* _EXERCISE DIRECTIONS_:
All entries below are to be duplicated verbatim.
── AVAILABLE DATA
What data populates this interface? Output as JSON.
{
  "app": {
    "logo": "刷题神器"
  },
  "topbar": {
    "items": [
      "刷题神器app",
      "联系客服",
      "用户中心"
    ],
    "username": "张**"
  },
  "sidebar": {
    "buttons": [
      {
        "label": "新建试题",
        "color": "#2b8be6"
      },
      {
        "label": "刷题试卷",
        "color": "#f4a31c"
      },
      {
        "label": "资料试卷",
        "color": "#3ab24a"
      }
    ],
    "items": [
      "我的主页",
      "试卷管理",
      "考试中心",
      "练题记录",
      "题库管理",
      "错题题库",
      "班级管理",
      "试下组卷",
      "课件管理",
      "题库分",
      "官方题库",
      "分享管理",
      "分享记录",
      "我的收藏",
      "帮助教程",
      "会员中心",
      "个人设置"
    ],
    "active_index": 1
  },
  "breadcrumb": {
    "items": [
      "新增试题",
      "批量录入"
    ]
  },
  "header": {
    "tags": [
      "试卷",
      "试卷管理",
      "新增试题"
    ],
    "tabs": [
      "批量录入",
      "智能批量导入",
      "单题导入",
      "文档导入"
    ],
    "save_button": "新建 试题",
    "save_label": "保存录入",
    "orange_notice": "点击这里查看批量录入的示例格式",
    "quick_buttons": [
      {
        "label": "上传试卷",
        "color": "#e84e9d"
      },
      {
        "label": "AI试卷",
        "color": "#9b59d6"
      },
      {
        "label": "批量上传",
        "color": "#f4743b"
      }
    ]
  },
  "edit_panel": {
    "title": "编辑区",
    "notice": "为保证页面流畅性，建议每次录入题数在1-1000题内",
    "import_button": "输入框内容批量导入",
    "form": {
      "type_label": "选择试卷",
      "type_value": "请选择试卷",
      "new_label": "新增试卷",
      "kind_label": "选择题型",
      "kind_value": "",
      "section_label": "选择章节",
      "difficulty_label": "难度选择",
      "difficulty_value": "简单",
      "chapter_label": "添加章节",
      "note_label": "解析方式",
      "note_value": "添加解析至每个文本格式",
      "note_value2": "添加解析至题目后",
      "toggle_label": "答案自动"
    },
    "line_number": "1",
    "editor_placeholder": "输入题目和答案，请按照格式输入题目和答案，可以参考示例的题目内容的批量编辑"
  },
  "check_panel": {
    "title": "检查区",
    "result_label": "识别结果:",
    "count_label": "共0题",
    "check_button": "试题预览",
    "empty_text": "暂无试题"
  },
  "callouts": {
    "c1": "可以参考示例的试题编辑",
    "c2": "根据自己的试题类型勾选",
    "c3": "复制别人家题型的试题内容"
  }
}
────
* _YOUR SOLUTION_:
What data populates this interface? Output as JSON.
{
  "app": {
    "logo": "刷题神器"
  },
  "topbar": {
    "items": [
      "刷题神器app",
      "联系客服",
      "用户中心"
    ],
    "username": "张**"
  },
  "sidebar": {
    "buttons": [
      {
        "label": "新建试题",
        "color": "#2b8be6"
      },
      {
        "label": "刷题试卷",
        "color": "#f4a31c"
      },
      {
        "label": "资料试卷",
        "color": "#3ab24a"
      }
    ],
    "items": [
      "我的主页",
      "试卷管理",
      "考试中心",
      "练题记录",
      "题库管理",
      "错题题库",
      "班级管理",
      "试下组卷",
      "课件管理",
      "题库分",
      "官方题库",
      "分享管理",
      "分享记录",
      "我的收藏",
      "帮助教程",
      "会员中心",
      "个人设置"
    ],
    "active_index": 1
  },
  "breadcrumb": {
    "items": [
      "新增试题",
      "批量录入"
    ]
  },
  "header": {
    "tags": [
      "试卷",
      "试卷管理",
      "新增试题"
    ],
    "tabs": [
      "批量录入",
      "智能批量导入",
      "单题导入",
      "文档导入"
    ],
    "save_button": "新建 试题",
    "save_label": "保存录入",
    "orange_notice": "点击这里查看批量录入的示例格式",
    "quick_buttons": [
      {
        "label": "上传试卷",
        "color": "#e84e9d"
      },
      {
        "label": "AI试卷",
        "color": "#9b59d6"
      },
      {
        "label": "批量上传",
        "color": "#f4743b"
      }
    ]
  },
  "edit_panel": {
    "title": "编辑区",
    "notice": "为保证页面流畅性，建议每次录入题数在1-1000题内",
    "import_button": "输入框内容批量导入",
    "form": {
      "type_label": "选择试卷",
      "type_value": "请选择试卷",
      "new_label": "新增试卷",
      "kind_label": "选择题型",
      "kind_value": "",
      "section_label": "选择章节",
      "difficulty_label": "难度选择",
      "difficulty_value": "简单",
      "chapter_label": "添加章节",
      "note_label": "解析方式",
      "note_value": "添加解析至每个文本格式",
      "note_value2": "添加解析至题目后",
      "toggle_label": "答案自动"
    },
    "line_number": "1",
    "editor_placeholder": "输入题目和答案，请按照格式输入题目和答案，可以参考示例的题目内容的批量编辑"
  },
  "check_panel": {
    "title": "检查区",
    "result_label": "识别结果:",
    "count_label": "共0题",
    "check_button": "试题预览",
    "empty_text": "暂无试题"
  },
  "callouts": {
    "c1": "可以参考示例的试题编辑",
    "c2": "根据自己的试题类型勾选",
    "c3": "复制别人家题型的试题内容"
  }
}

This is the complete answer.